App and web page records
++++++++++++++++++++

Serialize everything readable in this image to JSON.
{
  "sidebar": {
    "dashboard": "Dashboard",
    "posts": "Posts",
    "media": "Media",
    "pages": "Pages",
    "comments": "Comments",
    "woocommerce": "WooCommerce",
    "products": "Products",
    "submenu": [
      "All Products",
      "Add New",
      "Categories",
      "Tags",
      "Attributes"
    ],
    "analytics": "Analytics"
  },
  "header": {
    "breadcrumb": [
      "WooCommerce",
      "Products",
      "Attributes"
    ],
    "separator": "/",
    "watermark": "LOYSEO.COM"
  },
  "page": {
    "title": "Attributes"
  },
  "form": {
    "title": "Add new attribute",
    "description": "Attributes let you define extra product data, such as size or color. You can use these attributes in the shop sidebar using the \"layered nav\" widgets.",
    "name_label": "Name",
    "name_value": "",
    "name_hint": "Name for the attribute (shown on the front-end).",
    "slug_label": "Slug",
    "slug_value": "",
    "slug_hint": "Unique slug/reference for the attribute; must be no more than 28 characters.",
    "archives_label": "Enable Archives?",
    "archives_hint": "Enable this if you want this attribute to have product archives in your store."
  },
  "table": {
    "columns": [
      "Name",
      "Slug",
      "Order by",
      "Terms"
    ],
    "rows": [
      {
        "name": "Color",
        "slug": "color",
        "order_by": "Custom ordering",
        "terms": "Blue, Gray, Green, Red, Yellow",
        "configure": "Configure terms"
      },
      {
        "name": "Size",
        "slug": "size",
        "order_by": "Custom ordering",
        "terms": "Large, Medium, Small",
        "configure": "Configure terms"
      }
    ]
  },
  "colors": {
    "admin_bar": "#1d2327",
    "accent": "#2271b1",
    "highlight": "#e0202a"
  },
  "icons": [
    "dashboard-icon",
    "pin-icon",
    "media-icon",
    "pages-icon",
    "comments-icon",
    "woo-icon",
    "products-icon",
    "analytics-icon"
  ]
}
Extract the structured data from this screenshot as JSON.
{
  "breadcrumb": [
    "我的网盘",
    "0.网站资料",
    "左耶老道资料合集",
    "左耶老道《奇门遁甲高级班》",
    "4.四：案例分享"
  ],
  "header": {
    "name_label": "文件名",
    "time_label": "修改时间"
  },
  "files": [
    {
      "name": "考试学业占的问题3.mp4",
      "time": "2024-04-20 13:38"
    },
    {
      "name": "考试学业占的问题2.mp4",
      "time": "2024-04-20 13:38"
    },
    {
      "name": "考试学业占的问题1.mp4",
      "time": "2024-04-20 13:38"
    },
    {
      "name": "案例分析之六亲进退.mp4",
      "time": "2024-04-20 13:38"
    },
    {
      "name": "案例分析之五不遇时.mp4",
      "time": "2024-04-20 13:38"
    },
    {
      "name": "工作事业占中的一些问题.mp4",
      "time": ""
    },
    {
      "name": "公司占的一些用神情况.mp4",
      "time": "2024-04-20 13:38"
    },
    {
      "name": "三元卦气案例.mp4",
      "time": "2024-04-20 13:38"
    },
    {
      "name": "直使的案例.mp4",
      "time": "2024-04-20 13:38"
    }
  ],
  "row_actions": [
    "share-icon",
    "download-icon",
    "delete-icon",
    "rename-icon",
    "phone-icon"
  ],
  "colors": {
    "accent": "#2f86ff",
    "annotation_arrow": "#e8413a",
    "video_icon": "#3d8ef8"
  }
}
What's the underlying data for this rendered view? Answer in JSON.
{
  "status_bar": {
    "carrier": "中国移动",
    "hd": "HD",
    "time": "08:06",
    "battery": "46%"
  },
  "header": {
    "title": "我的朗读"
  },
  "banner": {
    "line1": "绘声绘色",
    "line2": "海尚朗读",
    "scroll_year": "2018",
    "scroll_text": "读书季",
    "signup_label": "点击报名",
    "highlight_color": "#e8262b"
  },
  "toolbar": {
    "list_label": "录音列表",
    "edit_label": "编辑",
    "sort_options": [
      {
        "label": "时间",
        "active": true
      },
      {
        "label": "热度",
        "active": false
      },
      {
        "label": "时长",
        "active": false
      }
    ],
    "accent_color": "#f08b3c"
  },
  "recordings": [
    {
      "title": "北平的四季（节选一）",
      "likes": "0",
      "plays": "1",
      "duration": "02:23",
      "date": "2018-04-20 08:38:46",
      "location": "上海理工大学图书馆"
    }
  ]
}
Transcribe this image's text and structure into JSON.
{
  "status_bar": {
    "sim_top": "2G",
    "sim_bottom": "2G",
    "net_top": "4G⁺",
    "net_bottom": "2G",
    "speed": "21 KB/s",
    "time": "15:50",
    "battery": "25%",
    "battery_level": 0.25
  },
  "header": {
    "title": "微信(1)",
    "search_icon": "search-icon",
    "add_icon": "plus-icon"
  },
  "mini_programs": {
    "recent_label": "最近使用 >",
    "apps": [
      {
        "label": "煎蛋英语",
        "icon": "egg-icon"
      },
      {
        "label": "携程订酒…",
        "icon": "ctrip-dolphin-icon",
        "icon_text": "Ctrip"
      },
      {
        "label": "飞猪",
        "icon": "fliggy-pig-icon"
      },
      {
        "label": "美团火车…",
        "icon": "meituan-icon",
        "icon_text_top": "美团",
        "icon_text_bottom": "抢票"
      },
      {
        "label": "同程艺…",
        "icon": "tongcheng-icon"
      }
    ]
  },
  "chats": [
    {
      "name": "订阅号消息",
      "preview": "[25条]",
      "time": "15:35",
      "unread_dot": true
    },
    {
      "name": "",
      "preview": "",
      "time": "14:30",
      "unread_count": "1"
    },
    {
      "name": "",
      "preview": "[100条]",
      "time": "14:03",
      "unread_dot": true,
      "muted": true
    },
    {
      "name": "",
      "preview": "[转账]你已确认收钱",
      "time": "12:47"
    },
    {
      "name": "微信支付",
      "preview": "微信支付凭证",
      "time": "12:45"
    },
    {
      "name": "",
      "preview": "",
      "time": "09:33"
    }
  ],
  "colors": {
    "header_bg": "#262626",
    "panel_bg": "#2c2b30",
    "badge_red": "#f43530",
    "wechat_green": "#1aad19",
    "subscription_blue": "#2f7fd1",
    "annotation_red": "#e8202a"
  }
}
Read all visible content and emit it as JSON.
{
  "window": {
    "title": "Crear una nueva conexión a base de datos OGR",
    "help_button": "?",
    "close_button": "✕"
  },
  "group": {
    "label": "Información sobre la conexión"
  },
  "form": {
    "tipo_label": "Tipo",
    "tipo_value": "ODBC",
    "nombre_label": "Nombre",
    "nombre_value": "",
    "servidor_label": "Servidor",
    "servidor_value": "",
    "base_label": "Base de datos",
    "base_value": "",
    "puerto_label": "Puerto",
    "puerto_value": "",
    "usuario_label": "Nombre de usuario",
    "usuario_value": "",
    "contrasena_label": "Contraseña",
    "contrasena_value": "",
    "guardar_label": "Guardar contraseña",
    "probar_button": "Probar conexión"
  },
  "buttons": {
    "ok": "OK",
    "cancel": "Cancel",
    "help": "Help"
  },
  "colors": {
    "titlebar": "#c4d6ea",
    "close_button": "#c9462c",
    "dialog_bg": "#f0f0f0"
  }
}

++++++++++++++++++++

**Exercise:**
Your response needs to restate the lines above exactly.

**Reply to the task:**
Serialize everything readable in this image to JSON.
{
  "sidebar": {
    "dashboard": "Dashboard",
    "posts": "Posts",
    "media": "Media",
    "pages": "Pages",
    "comments": "Comments",
    "woocommerce": "WooCommerce",
    "products": "Products",
    "submenu": [
      "All Products",
      "Add New",
      "Categories",
      "Tags",
      "Attributes"
    ],
    "analytics": "Analytics"
  },
  "header": {
    "breadcrumb": [
      "WooCommerce",
      "Products",
      "Attributes"
    ],
    "separator": "/",
    "watermark": "LOYSEO.COM"
  },
  "page": {
    "title": "Attributes"
  },
  "form": {
    "title": "Add new attribute",
    "description": "Attributes let you define extra product data, such as size or color. You can use these attributes in the shop sidebar using the \"layered nav\" widgets.",
    "name_label": "Name",
    "name_value": "",
    "name_hint": "Name for the attribute (shown on the front-end).",
    "slug_label": "Slug",
    "slug_value": "",
    "slug_hint": "Unique slug/reference for the attribute; must be no more than 28 characters.",
    "archives_label": "Enable Archives?",
    "archives_hint": "Enable this if you want this attribute to have product archives in your store."
  },
  "table": {
    "columns": [
      "Name",
      "Slug",
      "Order by",
      "Terms"
    ],
    "rows": [
      {
        "name": "Color",
        "slug": "color",
        "order_by": "Custom ordering",
        "terms": "Blue, Gray, Green, Red, Yellow",
        "configure": "Configure terms"
      },
      {
        "name": "Size",
        "slug": "size",
        "order_by": "Custom ordering",
        "terms": "Large, Medium, Small",
        "configure": "Configure terms"
      }
    ]
  },
  "colors": {
    "admin_bar": "#1d2327",
    "accent": "#2271b1",
    "highlight": "#e0202a"
  },
  "icons": [
    "dashboard-icon",
    "pin-icon",
    "media-icon",
    "pages-icon",
    "comments-icon",
    "woo-icon",
    "products-icon",
    "analytics-icon"
  ]
}
Extract the structured data from this screenshot as JSON.
{
  "breadcrumb": [
    "我的网盘",
    "0.网站资料",
    "左耶老道资料合集",
    "左耶老道《奇门遁甲高级班》",
    "4.四：案例分享"
  ],
  "header": {
    "name_label": "文件名",
    "time_label": "修改时间"
  },
  "files": [
    {
      "name": "考试学业占的问题3.mp4",
      "time": "2024-04-20 13:38"
    },
    {
      "name": "考试学业占的问题2.mp4",
      "time": "2024-04-20 13:38"
    },
    {
      "name": "考试学业占的问题1.mp4",
      "time": "2024-04-20 13:38"
    },
    {
      "name": "案例分析之六亲进退.mp4",
      "time": "2024-04-20 13:38"
    },
    {
      "name": "案例分析之五不遇时.mp4",
      "time": "2024-04-20 13:38"
    },
    {
      "name": "工作事业占中的一些问题.mp4",
      "time": ""
    },
    {
      "name": "公司占的一些用神情况.mp4",
      "time": "2024-04-20 13:38"
    },
    {
      "name": "三元卦气案例.mp4",
      "time": "2024-04-20 13:38"
    },
    {
      "name": "直使的案例.mp4",
      "time": "2024-04-20 13:38"
    }
  ],
  "row_actions": [
    "share-icon",
    "download-icon",
    "delete-icon",
    "rename-icon",
    "phone-icon"
  ],
  "colors": {
    "accent": "#2f86ff",
    "annotation_arrow": "#e8413a",
    "video_icon": "#3d8ef8"
  }
}
What's the underlying data for this rendered view? Answer in JSON.
{
  "status_bar": {
    "carrier": "中国移动",
    "hd": "HD",
    "time": "08:06",
    "battery": "46%"
  },
  "header": {
    "title": "我的朗读"
  },
  "banner": {
    "line1": "绘声绘色",
    "line2": "海尚朗读",
    "scroll_year": "2018",
    "scroll_text": "读书季",
    "signup_label": "点击报名",
    "highlight_color": "#e8262b"
  },
  "toolbar": {
    "list_label": "录音列表",
    "edit_label": "编辑",
    "sort_options": [
      {
        "label": "时间",
        "active": true
      },
      {
        "label": "热度",
        "active": false
      },
      {
        "label": "时长",
        "active": false
      }
    ],
    "accent_color": "#f08b3c"
  },
  "recordings": [
    {
      "title": "北平的四季（节选一）",
      "likes": "0",
      "plays": "1",
      "duration": "02:23",
      "date": "2018-04-20 08:38:46",
      "location": "上海理工大学图书馆"
    }
  ]
}
Transcribe this image's text and structure into JSON.
{
  "status_bar": {
    "sim_top": "2G",
    "sim_bottom": "2G",
    "net_top": "4G⁺",
    "net_bottom": "2G",
    "speed": "21 KB/s",
    "time": "15:50",
    "battery": "25%",
    "battery_level": 0.25
  },
  "header": {
    "title": "微信(1)",
    "search_icon": "search-icon",
    "add_icon": "plus-icon"
  },
  "mini_programs": {
    "recent_label": "最近使用 >",
    "apps": [
      {
        "label": "煎蛋英语",
        "icon": "egg-icon"
      },
      {
        "label": "携程订酒…",
        "icon": "ctrip-dolphin-icon",
        "icon_text": "Ctrip"
      },
      {
        "label": "飞猪",
        "icon": "fliggy-pig-icon"
      },
      {
        "label": "美团火车…",
        "icon": "meituan-icon",
        "icon_text_top": "美团",
        "icon_text_bottom": "抢票"
      },
      {
        "label": "同程艺…",
        "icon": "tongcheng-icon"
      }
    ]
  },
  "chats": [
    {
      "name": "订阅号消息",
      "preview": "[25条]",
      "time": "15:35",
      "unread_dot": true
    },
    {
      "name": "",
      "preview": "",
      "time": "14:30",
      "unread_count": "1"
    },
    {
      "name": "",
      "preview": "[100条]",
      "time": "14:03",
      "unread_dot": true,
      "muted": true
    },
    {
      "name": "",
      "preview": "[转账]你已确认收钱",
      "time": "12:47"
    },
    {
      "name": "微信支付",
      "preview": "微信支付凭证",
      "time": "12:45"
    },
    {
      "name": "",
      "preview": "",
      "time": "09:33"
    }
  ],
  "colors": {
    "header_bg": "#262626",
    "panel_bg": "#2c2b30",
    "badge_red": "#f43530",
    "wechat_green": "#1aad19",
    "subscription_blue": "#2f7fd1",
    "annotation_red": "#e8202a"
  }
}
Read all visible content and emit it as JSON.
{
  "window": {
    "title": "Crear una nueva conexión a base de datos OGR",
    "help_button": "?",
    "close_button": "✕"
  },
  "group": {
    "label": "Información sobre la conexión"
  },
  "form": {
    "tipo_label": "Tipo",
    "tipo_value": "ODBC",
    "nombre_label": "Nombre",
    "nombre_value": "",
    "servidor_label": "Servidor",
    "servidor_value": "",
    "base_label": "Base de datos",
    "base_value": "",
    "puerto_label": "Puerto",
    "puerto_value": "",
    "usuario_label": "Nombre de usuario",
    "usuario_value": "",
    "contrasena_label": "Contraseña",
    "contrasena_value": "",
    "guardar_label": "Guardar contraseña",
    "probar_button": "Probar conexión"
  },
  "buttons": {
    "ok": "OK",
    "cancel": "Cancel",
    "help": "Help"
  },
  "colors": {
    "titlebar": "#c4d6ea",
    "close_button": "#c9462c",
    "dialog_bg": "#f0f0f0"
  }
}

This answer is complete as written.